Students recommend safe routes to school at Chaska intersection

David Levinson leading students during site visit

David Levinson (front) leads a site visit with students. Photo: RCP

As part of a U of M course last semester, students analyzed access to an elementary and middle school complex adjacent to a busy intersection in Chaska, Minnesota, and made recommendations aimed at helping local agencies improve pedestrian safety and access around the site.

Their work was part of a safe-routes-to-school project sponsored by the Resilient Communities Project (RCP). RCP is an initiative supported by the U’s Center for Urban and Regional Affairs that organizes yearlong partnerships between the University and Minnesota communities. This year’s partnership, with Carver County, includes participation by Chaska and the school district.

Professor David Levinson incorporated the project into one of his courses. To launch the effort, community partners from Carver County and the City of Chaska visited the classroom. Students then visited the site to understand critical pedestrian and traffic conflict points and applied the “three Es” of Safe Routes to School (engineering, education, enforcement) to recommend improvements.

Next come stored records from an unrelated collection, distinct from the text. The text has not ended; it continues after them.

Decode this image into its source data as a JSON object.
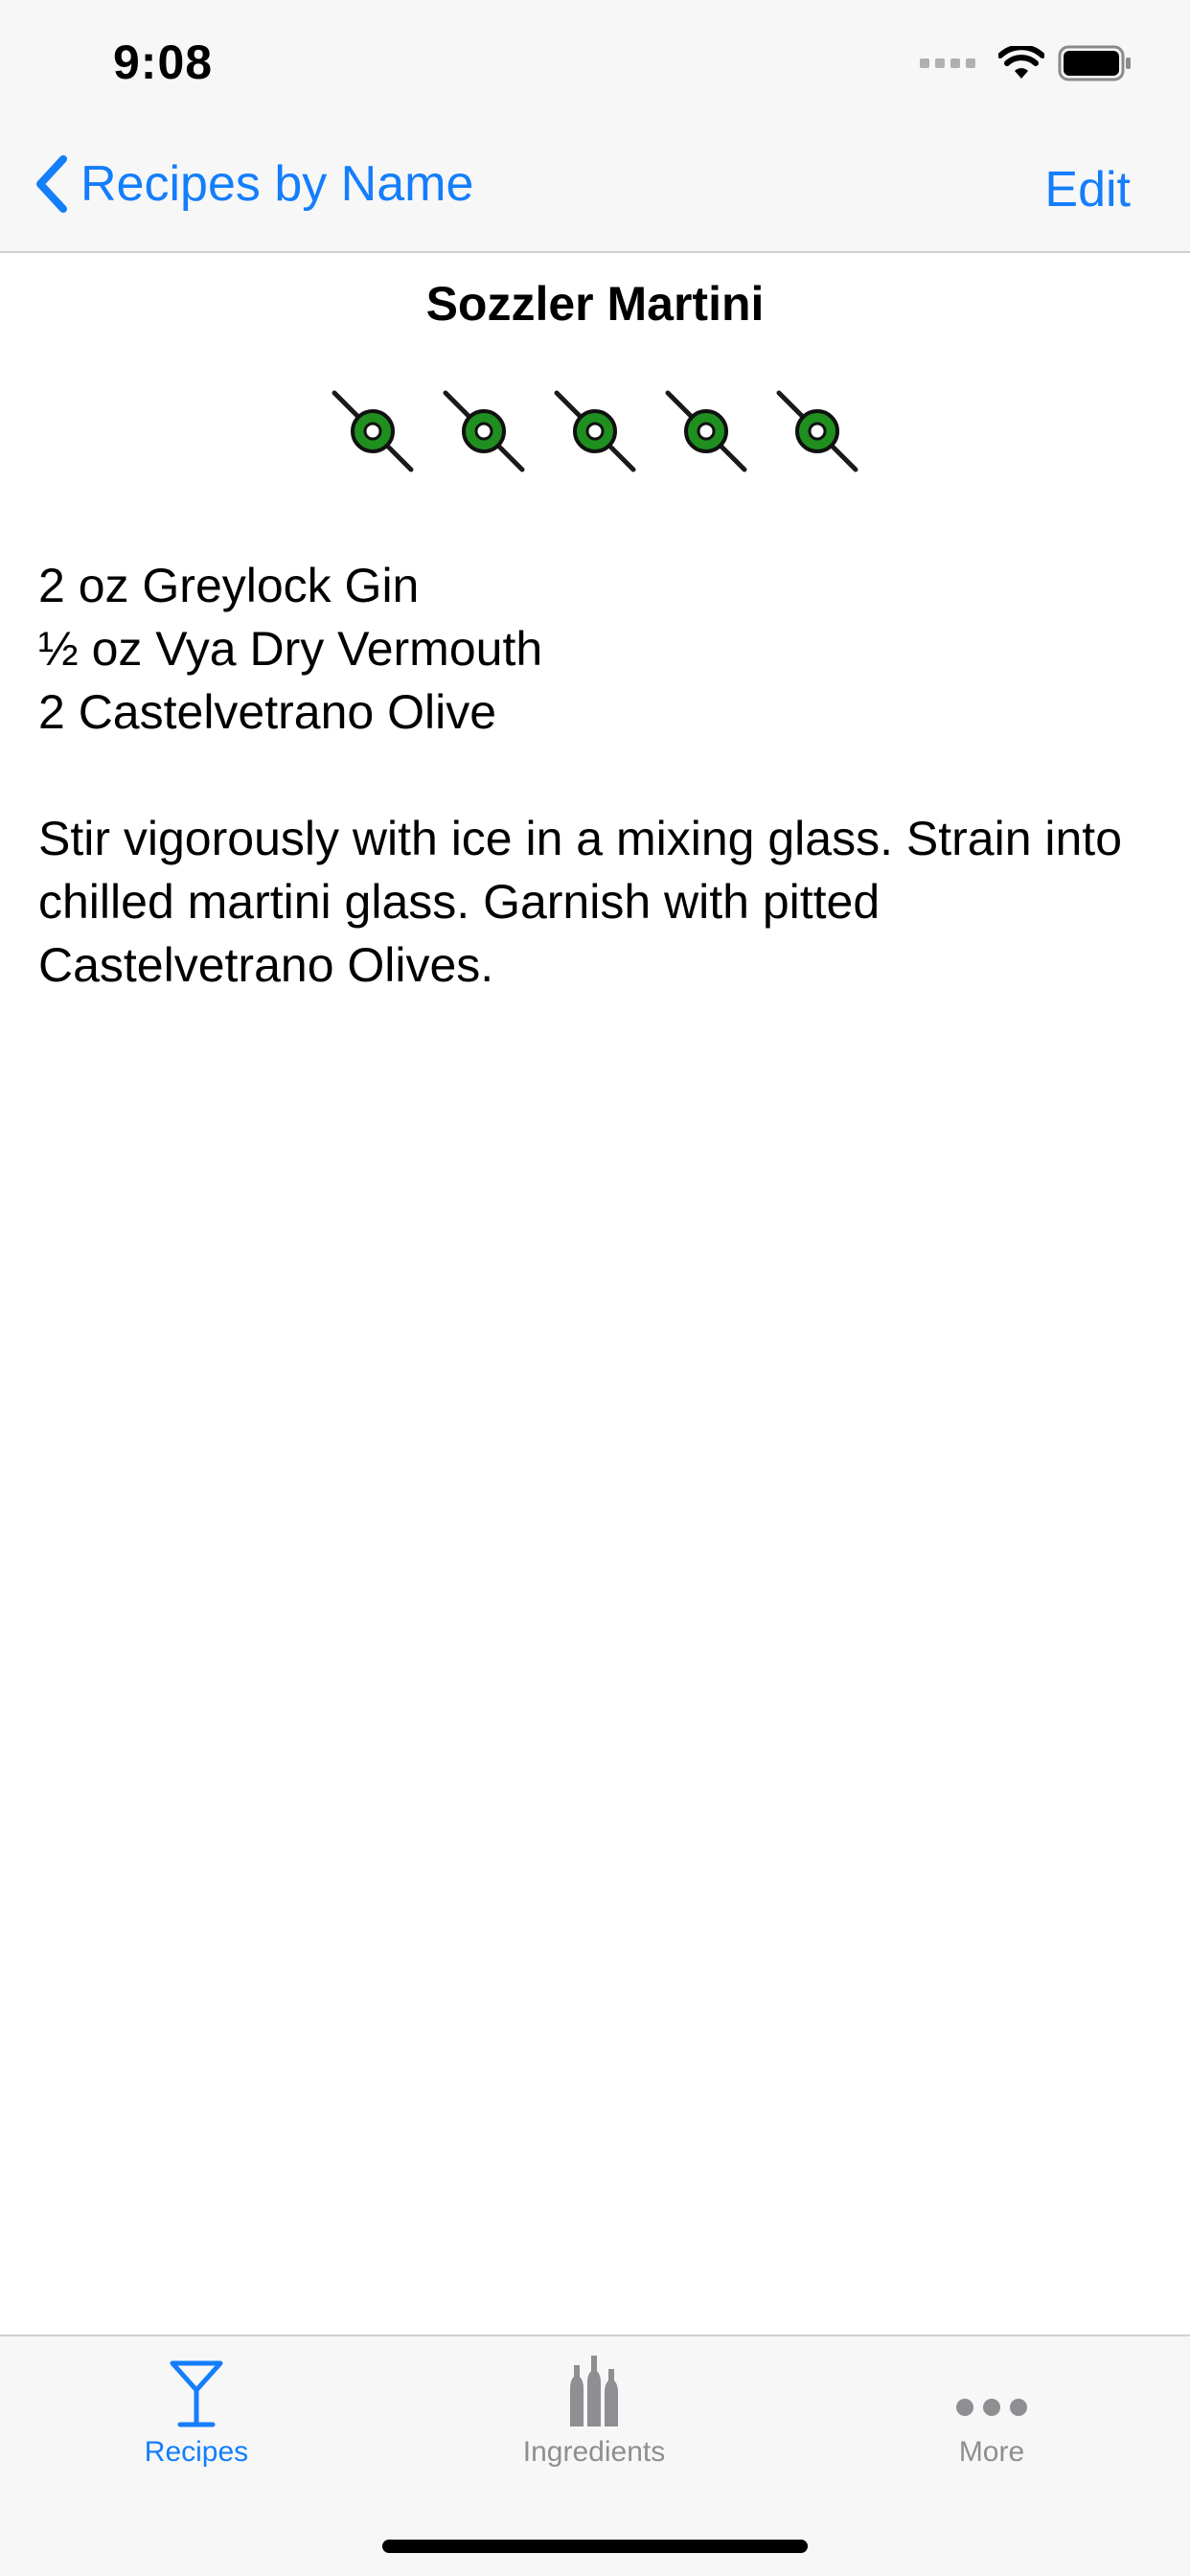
{
  "status_bar": {
    "time": "9:08"
  },
  "nav": {
    "back_label": "Recipes by Name",
    "edit_label": "Edit"
  },
  "recipe": {
    "title": "Sozzler Martini",
    "rating": 5,
    "rating_max": 5,
    "ingredients": [
      "2 oz Greylock Gin",
      "½ oz Vya Dry Vermouth",
      "2 Castelvetrano Olive"
    ],
    "instructions": "Stir vigorously with ice in a mixing glass. Strain into chilled martini glass. Garnish with pitted Castelvetrano Olives."
  },
  "tabs": [
    {
      "label": "Recipes",
      "icon": "martini-glass-icon",
      "active": true
    },
    {
      "label": "Ingredients",
      "icon": "bottles-icon",
      "active": false
    },
    {
      "label": "More",
      "icon": "more-dots-icon",
      "active": false
    }
  ],
  "colors": {
    "accent": "#147efb",
    "inactive_tab": "#8e8e93",
    "olive_green": "#1f8f1f",
    "bar_background": "#f7f7f7"
  }
}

The northeast corner of the intersection of State Highway 41 and County State-Aid Highway (CSAH) 10 is home to the Chaska Community Center, Chaska Elementary School, Chaska Middle School West, and Chaska Middle School East. Almost none of the students at the site walk to school; most ride buses. A study of nonmotorized facilities completed in 2011 identified a number of potential concerns within a two-mile radius of this site, including numerous pedestrian/bicycle crashes and high traffic volumes and speeds, says Bill Monk, Chaska city engineer.

The students delivered a presentation and final reports in December with key recommendations. Monk, the project lead, says that Chaska, School District 112, and Carver County plan to use the recommendations to determine ways to improve the pedestrian environment at the complex while meeting traffic flow and safety goals.

For more information, read the complete article in the January issue of Catalyst.

Posted in Pedestrian, Safety, Uncategorized

Leave a Comment

Fill in your details below or click an icon to log in:

WordPress.com Logo

You are commenting using your WordPress.com account. Log Out / Change )

Twitter picture

You are commenting using your Twitter account. Log Out / Change )

Facebook photo

You are commenting using your Facebook account. Log Out / Change )

Google+ photo

You are commenting using your Google+ account. Log Out / Change )

Connecting to %s

Follow CTS Online

Enter your email address to follow this blog and receive notifications of new posts by email.

Categories
Archives
%d bloggers like this: